* TASK DESCRIPTION: A complete and exact copy of the data below is required.

Dataset rows describing interfaces:
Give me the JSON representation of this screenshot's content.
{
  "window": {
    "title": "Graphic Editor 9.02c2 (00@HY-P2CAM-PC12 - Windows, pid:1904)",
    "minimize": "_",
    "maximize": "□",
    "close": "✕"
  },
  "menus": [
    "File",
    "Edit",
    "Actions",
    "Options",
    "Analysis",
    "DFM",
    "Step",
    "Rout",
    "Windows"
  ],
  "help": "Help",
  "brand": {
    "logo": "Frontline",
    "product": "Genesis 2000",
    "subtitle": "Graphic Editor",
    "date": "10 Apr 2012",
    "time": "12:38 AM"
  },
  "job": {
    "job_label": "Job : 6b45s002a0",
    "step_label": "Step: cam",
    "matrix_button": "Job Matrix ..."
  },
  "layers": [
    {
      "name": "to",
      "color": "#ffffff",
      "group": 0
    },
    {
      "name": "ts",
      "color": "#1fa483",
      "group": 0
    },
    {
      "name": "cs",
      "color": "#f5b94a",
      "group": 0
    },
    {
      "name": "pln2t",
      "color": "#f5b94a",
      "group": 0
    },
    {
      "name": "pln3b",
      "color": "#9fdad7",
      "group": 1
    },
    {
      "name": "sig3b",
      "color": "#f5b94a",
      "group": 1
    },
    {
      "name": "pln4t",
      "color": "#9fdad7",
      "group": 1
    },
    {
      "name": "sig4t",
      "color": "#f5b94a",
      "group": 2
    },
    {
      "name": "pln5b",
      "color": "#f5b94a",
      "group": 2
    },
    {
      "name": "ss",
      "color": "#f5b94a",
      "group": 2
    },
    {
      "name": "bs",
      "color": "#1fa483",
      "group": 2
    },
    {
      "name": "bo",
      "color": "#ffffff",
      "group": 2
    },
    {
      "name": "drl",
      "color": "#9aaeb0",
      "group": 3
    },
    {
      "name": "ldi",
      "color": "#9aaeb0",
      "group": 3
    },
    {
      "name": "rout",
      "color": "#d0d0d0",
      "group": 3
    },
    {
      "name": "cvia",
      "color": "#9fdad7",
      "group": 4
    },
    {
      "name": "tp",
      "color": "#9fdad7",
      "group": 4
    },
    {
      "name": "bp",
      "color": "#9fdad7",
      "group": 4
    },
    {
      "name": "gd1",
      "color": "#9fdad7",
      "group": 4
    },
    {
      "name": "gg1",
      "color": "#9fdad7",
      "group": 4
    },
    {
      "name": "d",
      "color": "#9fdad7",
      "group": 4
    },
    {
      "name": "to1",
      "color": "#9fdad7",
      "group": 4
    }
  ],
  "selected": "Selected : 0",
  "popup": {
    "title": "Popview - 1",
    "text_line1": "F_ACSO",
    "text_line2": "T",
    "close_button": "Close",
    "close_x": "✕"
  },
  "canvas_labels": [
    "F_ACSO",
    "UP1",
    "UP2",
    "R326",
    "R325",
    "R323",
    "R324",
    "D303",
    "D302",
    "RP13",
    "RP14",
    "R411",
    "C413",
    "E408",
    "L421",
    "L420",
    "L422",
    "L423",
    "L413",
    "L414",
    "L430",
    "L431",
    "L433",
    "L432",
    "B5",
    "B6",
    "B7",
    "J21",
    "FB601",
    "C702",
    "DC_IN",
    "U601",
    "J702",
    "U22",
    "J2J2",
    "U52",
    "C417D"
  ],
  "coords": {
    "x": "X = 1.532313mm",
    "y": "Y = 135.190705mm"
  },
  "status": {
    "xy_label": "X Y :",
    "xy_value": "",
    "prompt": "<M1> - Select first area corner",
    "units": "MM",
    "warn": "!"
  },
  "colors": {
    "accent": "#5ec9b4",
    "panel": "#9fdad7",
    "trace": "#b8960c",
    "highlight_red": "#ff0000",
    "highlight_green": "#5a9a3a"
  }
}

* WRITTEN RESPONSE:
Give me the JSON representation of this screenshot's content.
{
  "window": {
    "title": "Graphic Editor 9.02c2 (00@HY-P2CAM-PC12 - Windows, pid:1904)",
    "minimize": "_",
    "maximize": "□",
    "close": "✕"
  },
  "menus": [
    "File",
    "Edit",
    "Actions",
    "Options",
    "Analysis",
    "DFM",
    "Step",
    "Rout",
    "Windows"
  ],
  "help": "Help",
  "brand": {
    "logo": "Frontline",
    "product": "Genesis 2000",
    "subtitle": "Graphic Editor",
    "date": "10 Apr 2012",
    "time": "12:38 AM"
  },
  "job": {
    "job_label": "Job : 6b45s002a0",
    "step_label": "Step: cam",
    "matrix_button": "Job Matrix ..."
  },
  "layers": [
    {
      "name": "to",
      "color": "#ffffff",
      "group": 0
    },
    {
      "name": "ts",
      "color": "#1fa483",
      "group": 0
    },
    {
      "name": "cs",
      "color": "#f5b94a",
      "group": 0
    },
    {
      "name": "pln2t",
      "color": "#f5b94a",
      "group": 0
    },
    {
      "name": "pln3b",
      "color": "#9fdad7",
      "group": 1
    },
    {
      "name": "sig3b",
      "color": "#f5b94a",
      "group": 1
    },
    {
      "name": "pln4t",
      "color": "#9fdad7",
      "group": 1
    },
    {
      "name": "sig4t",
      "color": "#f5b94a",
      "group": 2
    },
    {
      "name": "pln5b",
      "color": "#f5b94a",
      "group": 2
    },
    {
      "name": "ss",
      "color": "#f5b94a",
      "group": 2
    },
    {
      "name": "bs",
      "color": "#1fa483",
      "group": 2
    },
    {
      "name": "bo",
      "color": "#ffffff",
      "group": 2
    },
    {
      "name": "drl",
      "color": "#9aaeb0",
      "group": 3
    },
    {
      "name": "ldi",
      "color": "#9aaeb0",
      "group": 3
    },
    {
      "name": "rout",
      "color": "#d0d0d0",
      "group": 3
    },
    {
      "name": "cvia",
      "color": "#9fdad7",
      "group": 4
    },
    {
      "name": "tp",
      "color": "#9fdad7",
      "group": 4
    },
    {
      "name": "bp",
      "color": "#9fdad7",
      "group": 4
    },
    {
      "name": "gd1",
      "color": "#9fdad7",
      "group": 4
    },
    {
      "name": "gg1",
      "color": "#9fdad7",
      "group": 4
    },
    {
      "name": "d",
      "color": "#9fdad7",
      "group": 4
    },
    {
      "name": "to1",
      "color": "#9fdad7",
      "group": 4
    }
  ],
  "selected": "Selected : 0",
  "popup": {
    "title": "Popview - 1",
    "text_line1": "F_ACSO",
    "text_line2": "T",
    "close_button": "Close",
    "close_x": "✕"
  },
  "canvas_labels": [
    "F_ACSO",
    "UP1",
    "UP2",
    "R326",
    "R325",
    "R323",
    "R324",
    "D303",
    "D302",
    "RP13",
    "RP14",
    "R411",
    "C413",
    "E408",
    "L421",
    "L420",
    "L422",
    "L423",
    "L413",
    "L414",
    "L430",
    "L431",
    "L433",
    "L432",
    "B5",
    "B6",
    "B7",
    "J21",
    "FB601",
    "C702",
    "DC_IN",
    "U601",
    "J702",
    "U22",
    "J2J2",
    "U52",
    "C417D"
  ],
  "coords": {
    "x": "X = 1.532313mm",
    "y": "Y = 135.190705mm"
  },
  "status": {
    "xy_label": "X Y :",
    "xy_value": "",
    "prompt": "<M1> - Select first area corner",
    "units": "MM",
    "warn": "!"
  },
  "colors": {
    "accent": "#5ec9b4",
    "panel": "#9fdad7",
    "trace": "#b8960c",
    "highlight_red": "#ff0000",
    "highlight_green": "#5a9a3a"
  }
}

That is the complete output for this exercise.